hedge, strategy and contingent trades and will support both central order book
and off-order book trades on the same platform. Settlement prices will be
linked to OTC markets where necessary, to ensure accuracy. The new trading
platform aims to provide users with execution cost savings and will complement
these with fee reductions, according to Crosswell.
“Europe has seen two virtual monopolies dominate
derivatives trading for a long time,” she says. “At the same time, short
contracts have been available on one platform, long contracts on another, while
previous attempts to combine the two have been half-hearted and unsuccessful. For
the first time, we are bringing real, credible derivatives competition to the
If previous experience is anything to go by, breaking into the European listed derivatives market will be challenging. London Stock Exchange-owned multilateral trading facility Turquoise has suffered a slow start since its launch last year, having been hampered by the reluctance of Eurex to cross-licence Euro STOXX indices and the refusal of NYSE Liffe to allow LCH.Clearnet to offset margin in the FTSE 100 derivatives contracts listed on both markets.
NLX will look for efficiencies in other areas. A key plank in the venue's strategy is its partnership with LCH.Clearnet, which promises to generate cross-margining
efficiencies for market participants. LCH will provide clearing and settlement
services, with all instruments to be cleared through Synapse, the firm’s
strategic derivatives clearing platform. Listed products will be cross-margined
within a single clearing risk pool using PAIRS, the clearing house’s
proprietary margining methodology.
NLX will host market makers on its platform, and aims
to attract a broad range of market participants. Buy-side firms will be able to use the
platform to move open interest and to carry out portfolio margining. Already,
clients are connecting to the platform in preparation for its launch, according
While fragmentation in Europe’s equity markets
followed from the introduction of competing platforms after MiFID in 2007,
Crosswell says that much of that competition was based on pricing – a model
that NLX aims to supersede by combining cost savings with new products.
“We knew a copy-cat approach alone would not be enough
to succeed,” she says. “Instead, we have concentrated on engaging with market
participants to work out a viable solution. We are aware that market
participants do not want a myopic race to the bottom on price – instead, they
want product innovation.”
Part of the impetus for the new trading platform is
the commitment by the G-20 nations to introduced standardisation and central
clearing of OTC derivatives by the beginning of next year.
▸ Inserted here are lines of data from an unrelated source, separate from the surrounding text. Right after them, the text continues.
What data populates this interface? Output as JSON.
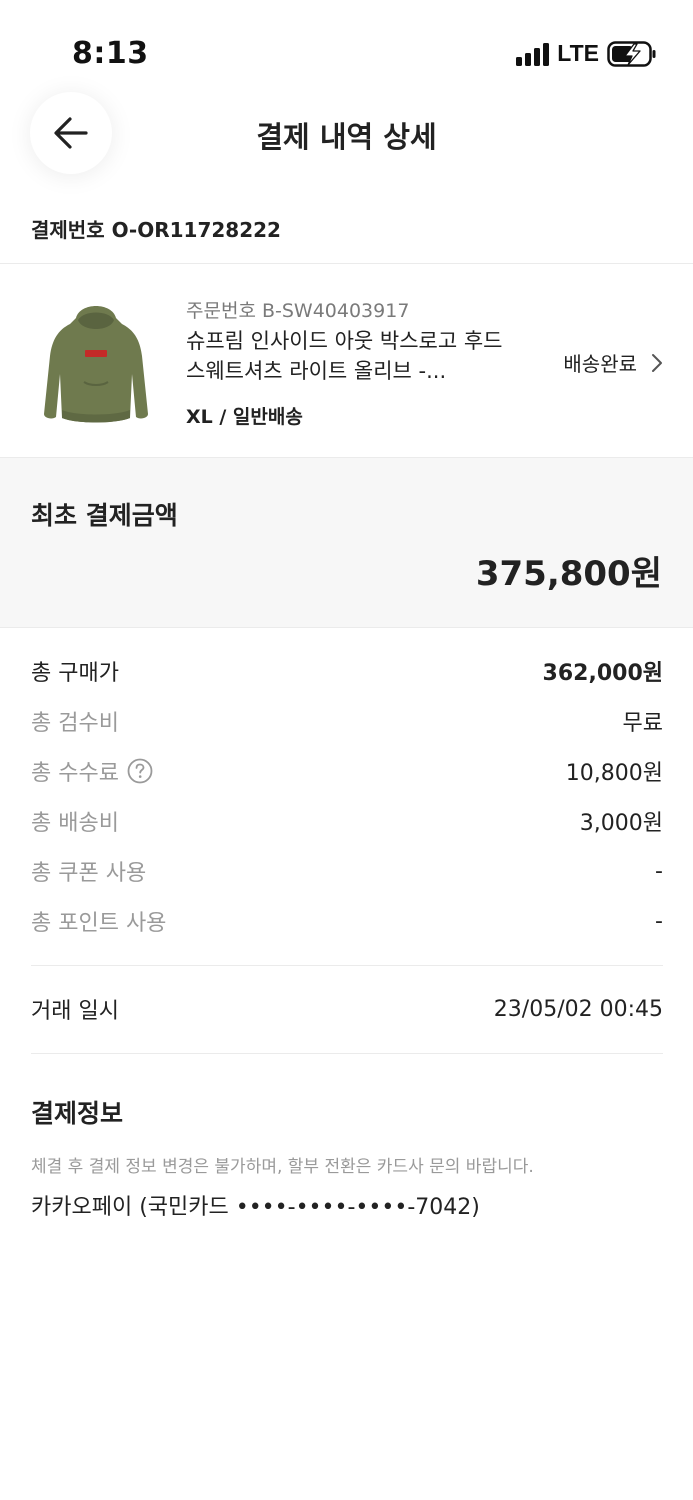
{
  "status": {
    "time": "8:13",
    "network": "LTE"
  },
  "header": {
    "title": "결제 내역 상세",
    "back_icon": "arrow-left-icon"
  },
  "payment_number": "결제번호 O-OR11728222",
  "product": {
    "order_number": "주문번호 B-SW40403917",
    "name": "슈프림 인사이드 아웃 박스로고 후드 스웨트셔츠 라이트 올리브 -...",
    "option": "XL / 일반배송",
    "status": "배송완료",
    "thumbnail_color": "#6f7a4e"
  },
  "initial_payment": {
    "label": "최초 결제금액",
    "amount": "375,800원"
  },
  "breakdown": [
    {
      "label": "총 구매가",
      "value": "362,000원"
    },
    {
      "label": "총 검수비",
      "value": "무료"
    },
    {
      "label": "총 수수료",
      "value": "10,800원"
    },
    {
      "label": "총 배송비",
      "value": "3,000원"
    },
    {
      "label": "총 쿠폰 사용",
      "value": "-"
    },
    {
      "label": "총 포인트 사용",
      "value": "-"
    }
  ],
  "transaction": {
    "label": "거래 일시",
    "value": "23/05/02 00:45"
  },
  "payment_info": {
    "title": "결제정보",
    "notice": "체결 후 결제 정보 변경은 불가하며, 할부 전환은 카드사 문의 바랍니다.",
    "method": "카카오페이 (국민카드 ••••-••••-••••-7042)"
  }
}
With the deadline
looming, many products traded bilaterally will be traded on centralised
platforms – a fact that Nasdaq NLX aims to use to its full advantage.
“Centralised clearing for OTC derivatives as mandated
by the G-20 and by European regulators for the beginning of 2013 should bring
additional derivative instruments and liquidity into the market,” says
Crosswell. “We are committed to a Q1 launch next year as we want to be ready to
serve market participants when the deadline arrives.”
Under the European market infrastructure regulation,
Europe’s buy-and sell-side firms have until January 2013 to prepare themselves
for the central clearing and trading of OTC derivatives. The move aims to
reduce systemic risks in OTC derivatives markets by improving transparency for
regulators and market participants.